• **EXERCISE DESCRIPTION**:
Return each of the entries below precisely, with no pictures in the result.

*** DATA IN THIS EXERCISE Section Begins ***

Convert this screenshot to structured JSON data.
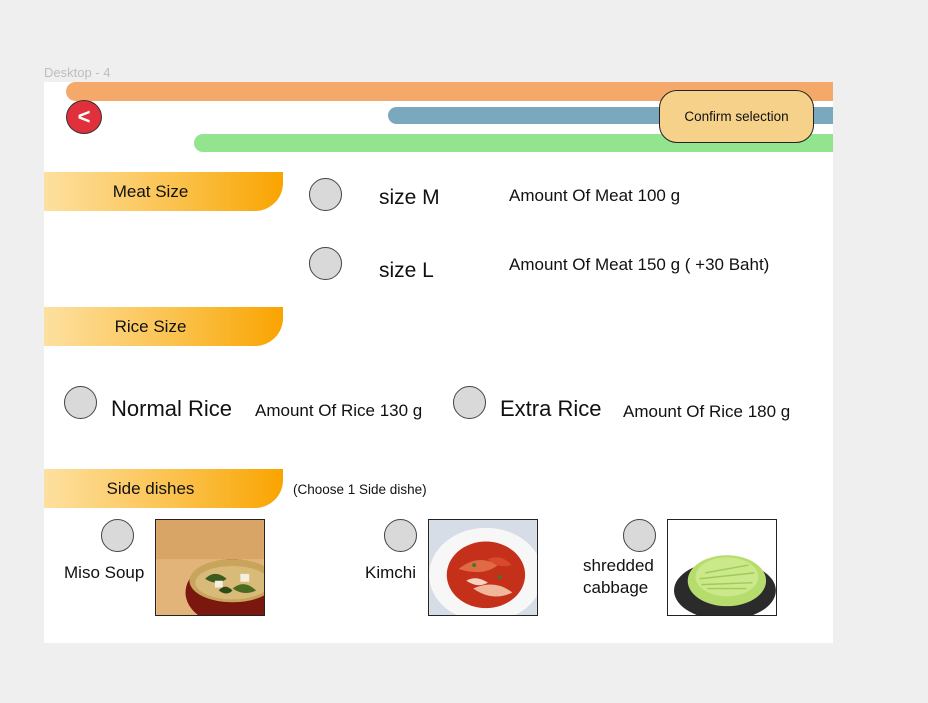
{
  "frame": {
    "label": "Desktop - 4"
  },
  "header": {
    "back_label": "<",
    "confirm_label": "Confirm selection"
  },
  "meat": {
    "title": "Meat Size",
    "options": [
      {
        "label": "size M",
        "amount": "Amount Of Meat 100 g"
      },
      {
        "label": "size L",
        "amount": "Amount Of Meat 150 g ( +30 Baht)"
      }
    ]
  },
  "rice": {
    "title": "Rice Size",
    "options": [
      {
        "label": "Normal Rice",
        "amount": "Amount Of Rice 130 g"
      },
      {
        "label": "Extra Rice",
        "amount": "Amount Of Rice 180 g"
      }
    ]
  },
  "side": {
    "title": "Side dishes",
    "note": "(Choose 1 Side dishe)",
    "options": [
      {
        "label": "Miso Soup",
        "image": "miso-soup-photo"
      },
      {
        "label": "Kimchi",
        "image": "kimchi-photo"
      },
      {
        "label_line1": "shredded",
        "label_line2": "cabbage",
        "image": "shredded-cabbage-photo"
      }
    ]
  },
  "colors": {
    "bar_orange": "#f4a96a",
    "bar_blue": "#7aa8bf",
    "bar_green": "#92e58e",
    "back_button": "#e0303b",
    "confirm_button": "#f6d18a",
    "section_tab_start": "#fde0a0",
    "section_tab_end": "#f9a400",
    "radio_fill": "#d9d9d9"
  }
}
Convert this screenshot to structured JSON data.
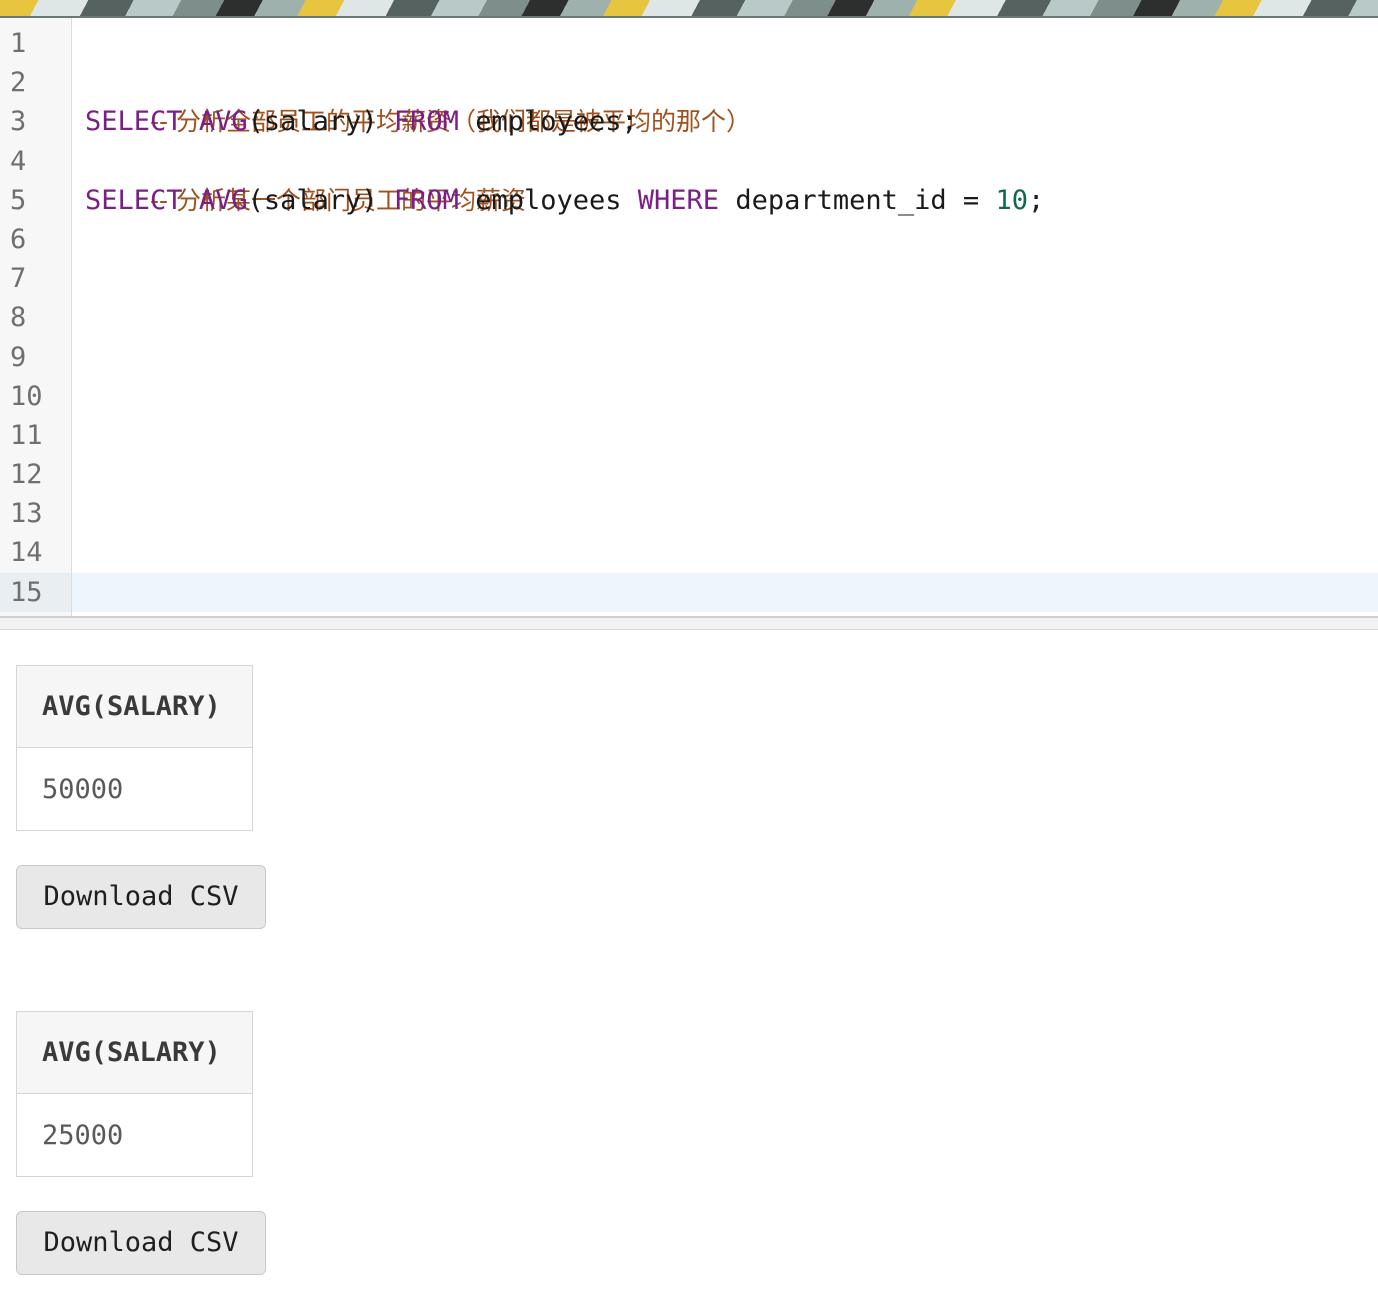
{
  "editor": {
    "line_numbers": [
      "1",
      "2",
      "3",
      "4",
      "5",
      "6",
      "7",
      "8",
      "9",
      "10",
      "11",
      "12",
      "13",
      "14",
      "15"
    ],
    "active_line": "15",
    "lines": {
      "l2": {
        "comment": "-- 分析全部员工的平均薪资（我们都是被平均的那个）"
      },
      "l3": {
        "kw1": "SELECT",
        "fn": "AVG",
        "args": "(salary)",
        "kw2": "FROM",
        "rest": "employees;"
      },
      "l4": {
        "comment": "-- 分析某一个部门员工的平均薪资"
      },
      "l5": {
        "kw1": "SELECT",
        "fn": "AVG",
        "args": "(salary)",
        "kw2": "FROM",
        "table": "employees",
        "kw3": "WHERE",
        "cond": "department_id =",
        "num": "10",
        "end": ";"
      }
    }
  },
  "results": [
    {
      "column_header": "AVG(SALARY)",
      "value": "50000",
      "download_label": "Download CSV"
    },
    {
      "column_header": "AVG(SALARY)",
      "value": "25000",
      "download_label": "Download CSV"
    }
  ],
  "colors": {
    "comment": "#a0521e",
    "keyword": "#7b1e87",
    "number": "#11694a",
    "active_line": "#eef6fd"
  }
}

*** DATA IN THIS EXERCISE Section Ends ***

• **ANSWER FOR THE TASK**:
Convert this screenshot to structured JSON data.
{
  "frame": {
    "label": "Desktop - 4"
  },
  "header": {
    "back_label": "<",
    "confirm_label": "Confirm selection"
  },
  "meat": {
    "title": "Meat Size",
    "options": [
      {
        "label": "size M",
        "amount": "Amount Of Meat 100 g"
      },
      {
        "label": "size L",
        "amount": "Amount Of Meat 150 g ( +30 Baht)"
      }
    ]
  },
  "rice": {
    "title": "Rice Size",
    "options": [
      {
        "label": "Normal Rice",
        "amount": "Amount Of Rice 130 g"
      },
      {
        "label": "Extra Rice",
        "amount": "Amount Of Rice 180 g"
      }
    ]
  },
  "side": {
    "title": "Side dishes",
    "note": "(Choose 1 Side dishe)",
    "options": [
      {
        "label": "Miso Soup",
        "image": "miso-soup-photo"
      },
      {
        "label": "Kimchi",
        "image": "kimchi-photo"
      },
      {
        "label_line1": "shredded",
        "label_line2": "cabbage",
        "image": "shredded-cabbage-photo"
      }
    ]
  },
  "colors": {
    "bar_orange": "#f4a96a",
    "bar_blue": "#7aa8bf",
    "bar_green": "#92e58e",
    "back_button": "#e0303b",
    "confirm_button": "#f6d18a",
    "section_tab_start": "#fde0a0",
    "section_tab_end": "#f9a400",
    "radio_fill": "#d9d9d9"
  }
}
Convert this screenshot to structured JSON data.
{
  "editor": {
    "line_numbers": [
      "1",
      "2",
      "3",
      "4",
      "5",
      "6",
      "7",
      "8",
      "9",
      "10",
      "11",
      "12",
      "13",
      "14",
      "15"
    ],
    "active_line": "15",
    "lines": {
      "l2": {
        "comment": "-- 分析全部员工的平均薪资（我们都是被平均的那个）"
      },
      "l3": {
        "kw1": "SELECT",
        "fn": "AVG",
        "args": "(salary)",
        "kw2": "FROM",
        "rest": "employees;"
      },
      "l4": {
        "comment": "-- 分析某一个部门员工的平均薪资"
      },
      "l5": {
        "kw1": "SELECT",
        "fn": "AVG",
        "args": "(salary)",
        "kw2": "FROM",
        "table": "employees",
        "kw3": "WHERE",
        "cond": "department_id =",
        "num": "10",
        "end": ";"
      }
    }
  },
  "results": [
    {
      "column_header": "AVG(SALARY)",
      "value": "50000",
      "download_label": "Download CSV"
    },
    {
      "column_header": "AVG(SALARY)",
      "value": "25000",
      "download_label": "Download CSV"
    }
  ],
  "colors": {
    "comment": "#a0521e",
    "keyword": "#7b1e87",
    "number": "#11694a",
    "active_line": "#eef6fd"
  }
}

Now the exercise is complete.